As the owner of a makeup business you’ll wear several different hats, so you’ll need to know your own limitations when crossing items off your list. Don’t be afraid to reach out to other professionals for help! In fact, we highly recommend reaching out to the right people to ensure that your business is on the right track.
Speaking to an accountant about your business plan and finances is an excellent idea, as they can help you determine how long it will take to start seeing profits from your hard work. They can also help you establish payroll and track expenses – after all, why would you want to take all of that on yourself? You should also consult with a lawyer, since they’ll help you find out what kind of business license you’ll need, and make sure you tick off all the boxes required for your location.
As a freelance makeup artist, you won’t have a great deal of paperwork to deal with (which is a huge plus!), but you’ll still need to make sure you have the right licenses or permits. Plus, you’ll need to know how to deal with client and employee contracts. Reaching out to other professionals will not only help you make the best decisions for your makeup business, it will also allow you to develop important working relationships that can help you in the future!
Once your business is up and running (and congratulations, as that is a huge accomplishment!), you need to stay forward-thinking.
Let’s start with your online presence. Your business website needs to showcase your makeup training and services while using a design that’s clean and attractive. But the work doesn’t stop here – make sure it looks spectacular on a phone, as nearly everyone will be checking out your site this way!
Social media goes hand-in-hand with your professional makeup website, so you’ll want to ensure you have a strong and active presence that allows you to communicate with your clients, and vice versa. Social media maintenance doesn’t have to be all-consuming in terms of time, either – there are many ways to focus your efforts on specific channels.
Customer service is also paramount for makeup business owners. You’ll want to be extremely easy to contact, as potential clients will be searching online for the best makeup artists and will want to get in touch with you without delay. A good rule of thumb is to get back to inquiries within 24 hours – Facebook will actually pick up on this efficiency and will show visitors to your page that they can expect a reply within that time frame!
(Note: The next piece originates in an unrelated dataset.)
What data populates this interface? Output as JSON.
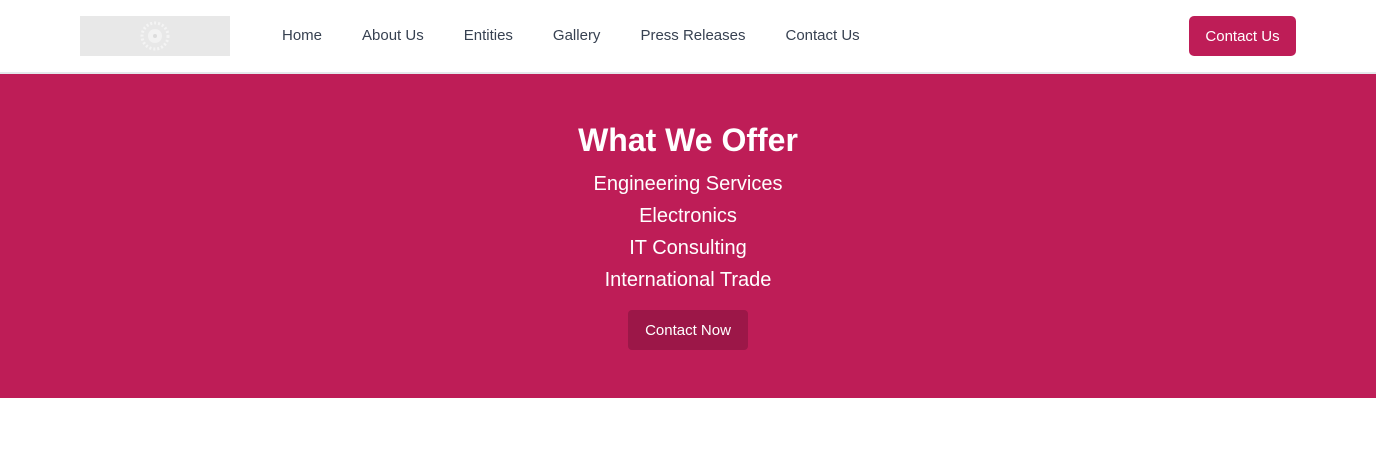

Make sure your contact information is readily available on your website and social profiles, and leave instructions for potential clients if you’re not around (such as leaving you a voicemail or sending an email). Be ready to answer all kinds of questions! Once you start to build your clientele, you’ll know which questions are asked most frequently, and you can provide quick answers.
Finally, keep learning! Read up on makeup techniques and tips, stay up-to-date on new makeup trends, and enroll in another online makeup course to learn new tricks. Your career as a makeup artist will thrive if you refuse to become stagnant. Plus, your clients will be both impressed and much more likely to book your services again and again if they know that you’re at the top of your game.